=== Saved data entries ===
########################################
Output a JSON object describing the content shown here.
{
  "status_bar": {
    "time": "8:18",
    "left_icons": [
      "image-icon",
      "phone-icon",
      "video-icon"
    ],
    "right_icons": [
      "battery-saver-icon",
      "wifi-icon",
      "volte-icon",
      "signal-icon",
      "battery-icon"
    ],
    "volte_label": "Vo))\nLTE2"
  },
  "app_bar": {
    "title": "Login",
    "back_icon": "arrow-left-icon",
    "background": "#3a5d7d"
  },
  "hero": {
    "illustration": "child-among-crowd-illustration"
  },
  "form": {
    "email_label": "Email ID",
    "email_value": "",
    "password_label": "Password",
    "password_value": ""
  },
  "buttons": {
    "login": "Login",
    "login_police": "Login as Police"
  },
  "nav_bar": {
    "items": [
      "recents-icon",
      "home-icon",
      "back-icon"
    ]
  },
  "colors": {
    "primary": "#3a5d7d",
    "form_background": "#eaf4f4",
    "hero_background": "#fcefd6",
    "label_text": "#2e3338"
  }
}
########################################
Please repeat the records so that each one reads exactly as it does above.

Output a JSON object describing the content shown here.
{
  "status_bar": {
    "time": "8:18",
    "left_icons": [
      "image-icon",
      "phone-icon",
      "video-icon"
    ],
    "right_icons": [
      "battery-saver-icon",
      "wifi-icon",
      "volte-icon",
      "signal-icon",
      "battery-icon"
    ],
    "volte_label": "Vo))\nLTE2"
  },
  "app_bar": {
    "title": "Login",
    "back_icon": "arrow-left-icon",
    "background": "#3a5d7d"
  },
  "hero": {
    "illustration": "child-among-crowd-illustration"
  },
  "form": {
    "email_label": "Email ID",
    "email_value": "",
    "password_label": "Password",
    "password_value": ""
  },
  "buttons": {
    "login": "Login",
    "login_police": "Login as Police"
  },
  "nav_bar": {
    "items": [
      "recents-icon",
      "home-icon",
      "back-icon"
    ]
  },
  "colors": {
    "primary": "#3a5d7d",
    "form_background": "#eaf4f4",
    "hero_background": "#fcefd6",
    "label_text": "#2e3338"
  }
}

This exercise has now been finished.